Clio Logo
O.W. Gurley was one of the participants in the "land rush" that allowed predominantly white Americans to acquire land in Oklahoma. Gurley decided to sell his land to other African Americans which led to the creation of an area of commercial development known as "Black Wall Street." The Greenwood community included the black-owned businesses and Vernon AME Church, an institution that remains central to the black community of Tulsa.

  • Some of the pioneers of Black Wall Street and what was Black Wall Street.
  • Vernon AME Church
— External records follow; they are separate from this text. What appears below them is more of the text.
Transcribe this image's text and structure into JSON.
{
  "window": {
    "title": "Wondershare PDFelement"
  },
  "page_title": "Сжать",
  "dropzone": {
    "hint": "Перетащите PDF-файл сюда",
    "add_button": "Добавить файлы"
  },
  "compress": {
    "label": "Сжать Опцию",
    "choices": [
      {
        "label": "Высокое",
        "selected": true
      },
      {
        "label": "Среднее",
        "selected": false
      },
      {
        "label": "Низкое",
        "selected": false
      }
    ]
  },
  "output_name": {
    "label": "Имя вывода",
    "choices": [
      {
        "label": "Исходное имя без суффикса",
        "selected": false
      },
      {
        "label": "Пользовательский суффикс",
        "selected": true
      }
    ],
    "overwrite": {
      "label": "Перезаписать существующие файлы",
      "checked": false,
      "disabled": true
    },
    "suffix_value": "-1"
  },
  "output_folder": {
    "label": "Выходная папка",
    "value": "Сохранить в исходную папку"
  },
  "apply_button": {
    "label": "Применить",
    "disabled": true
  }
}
In the Oklahoma Land Run of 1889 Gurley purchased land and began to make his mark by selling it at a profit to other African Americans. A young entrepreneur, O.W. Gurley founded what was known then and now as Black Wall Street- a concentration of black-owned businesses on land he had once acquired for next-to-nothing. In addition to his business ventures, he helped establish Vernon AME Church. 

Greenwood was destroyed in the 1921 during the Tulsa Race Riots. It is estimated that Gurley lost $200,000 and almost lost his life along with his wealth. Gurley lost his rooming house, hotel, one of his two story buildings, a pool hall, and a cigar store. After the riot, Gurley moved to California where he lived out the remainder of his life.
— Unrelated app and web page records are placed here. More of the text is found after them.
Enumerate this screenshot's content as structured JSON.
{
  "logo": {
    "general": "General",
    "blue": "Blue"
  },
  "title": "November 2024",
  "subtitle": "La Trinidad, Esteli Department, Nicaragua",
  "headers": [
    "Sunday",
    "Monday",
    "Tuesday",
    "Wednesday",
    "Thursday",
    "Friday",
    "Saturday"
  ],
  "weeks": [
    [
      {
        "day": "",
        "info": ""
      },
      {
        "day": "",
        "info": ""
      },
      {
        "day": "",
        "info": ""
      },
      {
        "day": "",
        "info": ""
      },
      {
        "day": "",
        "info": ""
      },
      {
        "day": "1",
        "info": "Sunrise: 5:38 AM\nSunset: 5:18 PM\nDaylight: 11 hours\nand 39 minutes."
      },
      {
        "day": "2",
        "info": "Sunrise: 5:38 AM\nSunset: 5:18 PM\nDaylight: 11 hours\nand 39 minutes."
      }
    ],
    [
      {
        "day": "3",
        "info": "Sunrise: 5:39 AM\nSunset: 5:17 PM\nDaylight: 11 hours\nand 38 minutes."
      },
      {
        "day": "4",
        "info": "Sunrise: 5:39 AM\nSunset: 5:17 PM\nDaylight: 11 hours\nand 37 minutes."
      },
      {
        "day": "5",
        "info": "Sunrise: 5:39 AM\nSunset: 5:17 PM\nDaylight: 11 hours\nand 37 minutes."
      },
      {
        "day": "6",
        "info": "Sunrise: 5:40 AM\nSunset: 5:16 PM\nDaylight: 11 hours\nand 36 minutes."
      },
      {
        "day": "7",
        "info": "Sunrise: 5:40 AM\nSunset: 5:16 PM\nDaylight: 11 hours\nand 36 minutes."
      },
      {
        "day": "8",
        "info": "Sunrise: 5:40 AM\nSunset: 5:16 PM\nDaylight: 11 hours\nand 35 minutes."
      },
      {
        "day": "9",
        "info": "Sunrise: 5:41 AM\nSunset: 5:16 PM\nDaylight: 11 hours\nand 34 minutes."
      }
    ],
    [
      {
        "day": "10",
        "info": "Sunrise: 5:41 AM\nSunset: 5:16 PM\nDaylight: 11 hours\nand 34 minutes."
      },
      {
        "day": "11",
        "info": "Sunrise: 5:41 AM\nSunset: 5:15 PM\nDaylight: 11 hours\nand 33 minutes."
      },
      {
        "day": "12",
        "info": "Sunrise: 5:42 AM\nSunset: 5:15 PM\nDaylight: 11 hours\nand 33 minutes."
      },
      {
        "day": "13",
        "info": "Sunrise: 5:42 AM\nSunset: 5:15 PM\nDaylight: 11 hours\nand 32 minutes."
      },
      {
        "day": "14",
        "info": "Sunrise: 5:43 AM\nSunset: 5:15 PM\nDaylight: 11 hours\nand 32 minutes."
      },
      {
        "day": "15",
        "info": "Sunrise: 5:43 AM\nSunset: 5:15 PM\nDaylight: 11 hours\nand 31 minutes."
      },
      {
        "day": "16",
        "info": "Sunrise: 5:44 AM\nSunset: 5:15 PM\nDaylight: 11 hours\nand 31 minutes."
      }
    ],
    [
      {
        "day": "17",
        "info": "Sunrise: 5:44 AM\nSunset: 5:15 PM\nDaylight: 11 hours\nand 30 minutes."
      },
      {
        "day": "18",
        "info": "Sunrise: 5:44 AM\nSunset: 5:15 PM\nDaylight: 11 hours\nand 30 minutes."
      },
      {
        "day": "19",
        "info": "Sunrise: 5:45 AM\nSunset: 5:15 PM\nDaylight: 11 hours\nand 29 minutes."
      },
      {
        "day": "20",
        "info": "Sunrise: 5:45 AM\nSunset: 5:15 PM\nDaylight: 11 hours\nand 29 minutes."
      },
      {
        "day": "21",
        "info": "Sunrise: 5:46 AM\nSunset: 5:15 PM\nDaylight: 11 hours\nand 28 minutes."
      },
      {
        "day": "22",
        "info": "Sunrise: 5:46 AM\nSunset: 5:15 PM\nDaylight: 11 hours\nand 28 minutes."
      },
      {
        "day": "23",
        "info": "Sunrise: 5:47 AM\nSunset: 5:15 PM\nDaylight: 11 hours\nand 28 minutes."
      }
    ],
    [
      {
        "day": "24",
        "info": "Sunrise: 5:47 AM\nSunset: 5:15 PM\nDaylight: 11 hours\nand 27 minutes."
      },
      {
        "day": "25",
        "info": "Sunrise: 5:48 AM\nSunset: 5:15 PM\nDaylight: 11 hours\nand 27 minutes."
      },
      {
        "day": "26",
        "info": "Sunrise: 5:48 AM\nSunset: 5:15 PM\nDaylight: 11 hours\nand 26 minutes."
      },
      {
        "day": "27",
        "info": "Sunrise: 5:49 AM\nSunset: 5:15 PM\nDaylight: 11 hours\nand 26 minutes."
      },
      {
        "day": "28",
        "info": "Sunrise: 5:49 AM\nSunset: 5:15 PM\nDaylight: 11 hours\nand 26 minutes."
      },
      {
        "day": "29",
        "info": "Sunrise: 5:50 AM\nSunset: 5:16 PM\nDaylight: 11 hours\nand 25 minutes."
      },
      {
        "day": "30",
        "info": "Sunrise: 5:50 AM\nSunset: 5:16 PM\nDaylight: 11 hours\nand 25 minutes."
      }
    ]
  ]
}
Cathy Spalding, "Vernon A.M.E. is witness to persistence," Tulsa World, August 10, 1991.